◆ **Task directions**
Your task is to copy every line below that contains the word "Testing".

++++ Records for this exercise ++++

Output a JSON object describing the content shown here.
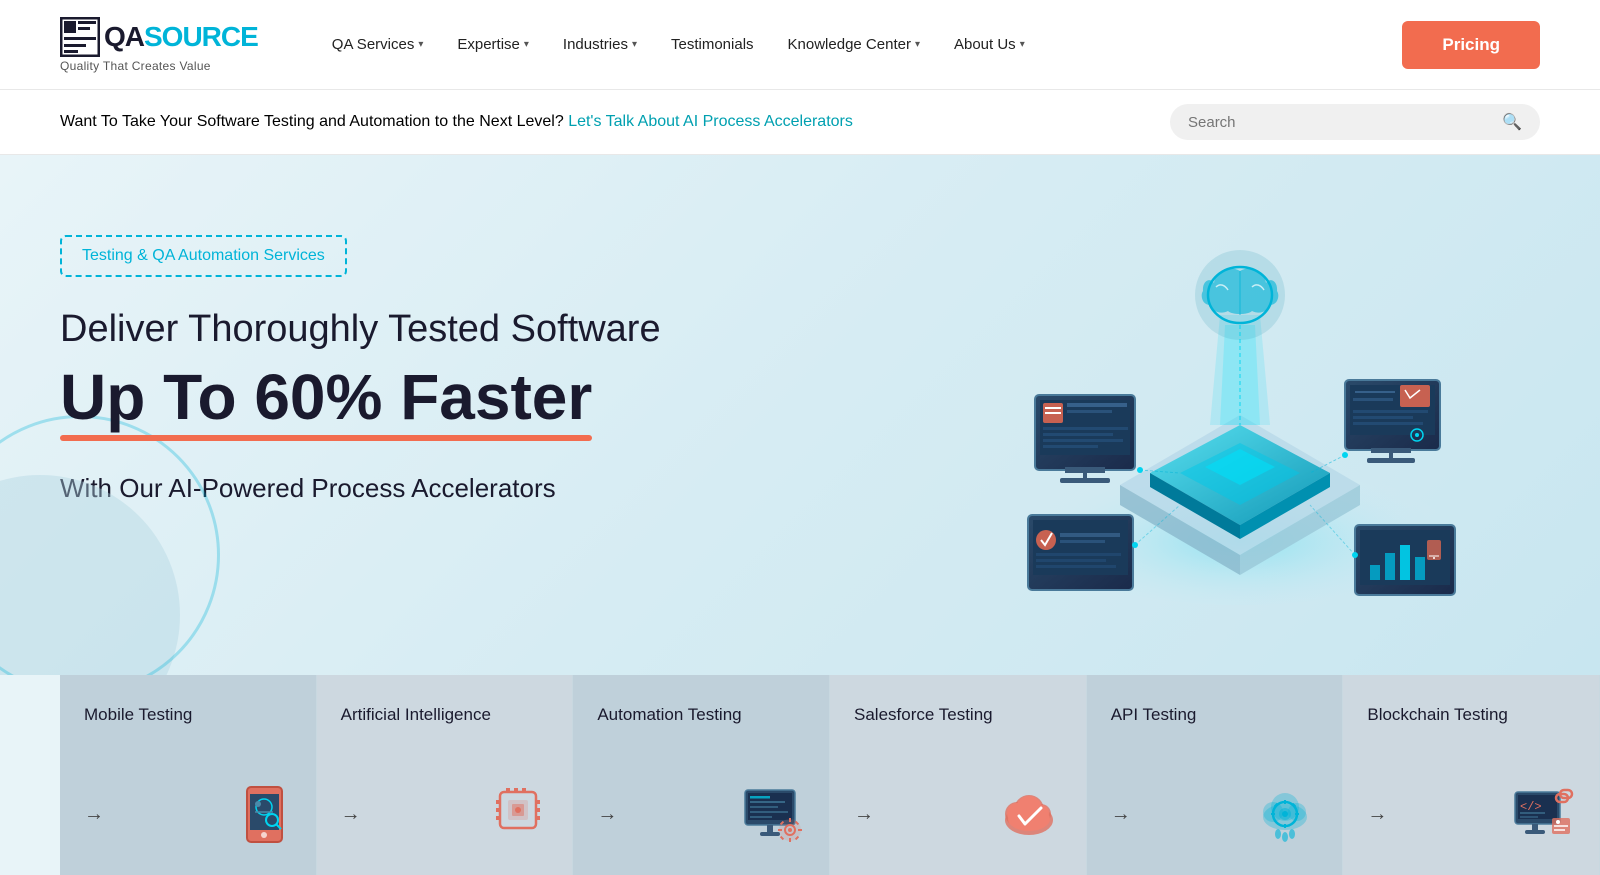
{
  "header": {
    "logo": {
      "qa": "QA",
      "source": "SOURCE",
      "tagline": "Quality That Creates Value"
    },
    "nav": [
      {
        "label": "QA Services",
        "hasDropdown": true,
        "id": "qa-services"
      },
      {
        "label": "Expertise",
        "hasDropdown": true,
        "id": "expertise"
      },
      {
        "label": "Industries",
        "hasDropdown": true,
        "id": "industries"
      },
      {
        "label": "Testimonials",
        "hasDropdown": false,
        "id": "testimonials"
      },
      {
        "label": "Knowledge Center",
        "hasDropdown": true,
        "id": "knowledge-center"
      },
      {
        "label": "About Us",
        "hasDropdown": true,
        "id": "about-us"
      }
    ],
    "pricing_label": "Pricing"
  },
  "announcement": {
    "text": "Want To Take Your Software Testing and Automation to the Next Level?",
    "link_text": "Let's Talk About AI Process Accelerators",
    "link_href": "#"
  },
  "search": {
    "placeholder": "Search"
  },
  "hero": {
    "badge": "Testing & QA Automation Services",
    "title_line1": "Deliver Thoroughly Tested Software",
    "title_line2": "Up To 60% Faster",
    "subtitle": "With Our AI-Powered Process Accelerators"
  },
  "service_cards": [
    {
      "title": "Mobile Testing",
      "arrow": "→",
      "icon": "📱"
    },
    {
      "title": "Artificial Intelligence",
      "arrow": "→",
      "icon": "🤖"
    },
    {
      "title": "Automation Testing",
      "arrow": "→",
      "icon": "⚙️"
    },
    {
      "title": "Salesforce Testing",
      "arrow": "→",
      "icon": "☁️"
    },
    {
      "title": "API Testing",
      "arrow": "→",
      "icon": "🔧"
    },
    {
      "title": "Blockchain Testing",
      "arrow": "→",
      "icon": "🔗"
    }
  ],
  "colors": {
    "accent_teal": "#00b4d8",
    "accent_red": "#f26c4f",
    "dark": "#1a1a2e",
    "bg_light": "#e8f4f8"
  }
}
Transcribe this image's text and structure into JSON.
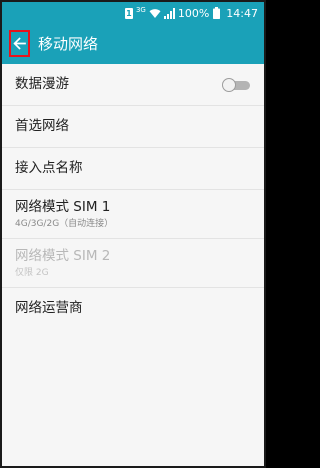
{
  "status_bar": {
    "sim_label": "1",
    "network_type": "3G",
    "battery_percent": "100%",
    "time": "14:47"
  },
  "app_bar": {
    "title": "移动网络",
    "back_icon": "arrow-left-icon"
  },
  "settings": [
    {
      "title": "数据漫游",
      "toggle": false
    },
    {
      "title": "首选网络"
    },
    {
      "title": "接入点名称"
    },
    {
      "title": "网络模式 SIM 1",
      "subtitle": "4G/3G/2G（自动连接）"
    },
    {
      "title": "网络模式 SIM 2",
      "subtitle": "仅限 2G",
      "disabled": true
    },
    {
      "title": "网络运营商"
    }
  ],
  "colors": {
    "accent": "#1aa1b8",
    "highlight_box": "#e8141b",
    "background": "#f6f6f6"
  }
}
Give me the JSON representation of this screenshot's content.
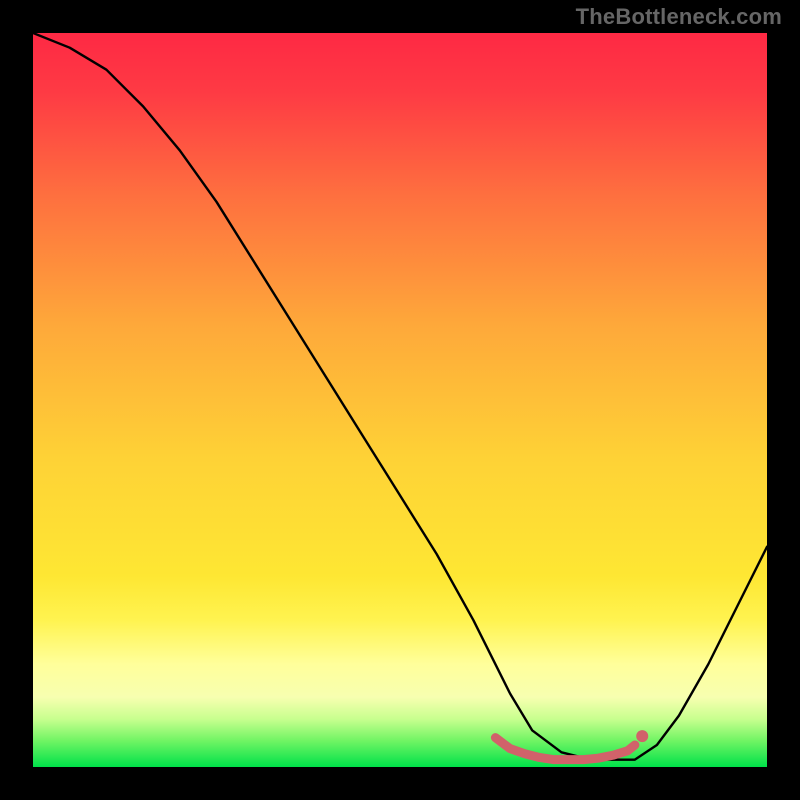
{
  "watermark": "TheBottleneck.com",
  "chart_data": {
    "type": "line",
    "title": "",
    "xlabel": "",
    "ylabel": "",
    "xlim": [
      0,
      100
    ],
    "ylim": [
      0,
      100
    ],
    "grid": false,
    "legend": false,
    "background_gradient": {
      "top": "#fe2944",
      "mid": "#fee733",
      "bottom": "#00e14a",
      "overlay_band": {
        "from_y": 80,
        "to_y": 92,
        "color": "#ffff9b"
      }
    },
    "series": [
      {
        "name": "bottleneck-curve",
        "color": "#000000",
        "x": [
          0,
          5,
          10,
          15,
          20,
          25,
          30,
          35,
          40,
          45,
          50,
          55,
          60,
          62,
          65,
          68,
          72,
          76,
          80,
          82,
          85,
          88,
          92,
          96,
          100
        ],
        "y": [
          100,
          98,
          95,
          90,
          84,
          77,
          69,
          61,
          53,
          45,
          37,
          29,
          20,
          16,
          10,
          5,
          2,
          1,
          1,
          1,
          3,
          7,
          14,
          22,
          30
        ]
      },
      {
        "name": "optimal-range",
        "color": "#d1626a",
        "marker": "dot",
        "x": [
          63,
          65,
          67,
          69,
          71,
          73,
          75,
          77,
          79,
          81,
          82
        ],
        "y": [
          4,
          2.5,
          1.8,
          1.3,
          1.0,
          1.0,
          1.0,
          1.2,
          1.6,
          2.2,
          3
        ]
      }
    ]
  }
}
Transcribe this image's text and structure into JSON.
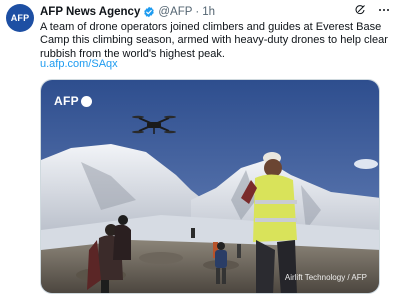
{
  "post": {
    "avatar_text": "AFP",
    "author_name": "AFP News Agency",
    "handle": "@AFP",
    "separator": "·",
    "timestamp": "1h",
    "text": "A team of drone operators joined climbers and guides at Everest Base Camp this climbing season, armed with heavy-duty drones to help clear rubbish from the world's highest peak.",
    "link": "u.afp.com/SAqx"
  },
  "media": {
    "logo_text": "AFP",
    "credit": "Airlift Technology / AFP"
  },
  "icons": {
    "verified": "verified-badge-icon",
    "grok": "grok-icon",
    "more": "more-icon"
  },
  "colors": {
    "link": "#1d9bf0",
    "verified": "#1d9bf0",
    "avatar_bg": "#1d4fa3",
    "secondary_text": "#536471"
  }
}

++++

◆ **Exercise output**
    "text": "Want To Take Your Software Testing and Automation to the Next Level?",
    "badge": "Testing & QA Automation Services",
      "title": "Mobile Testing",
      "title": "Automation Testing",
      "title": "Salesforce Testing",
      "title": "API Testing",
      "title": "Blockchain Testing",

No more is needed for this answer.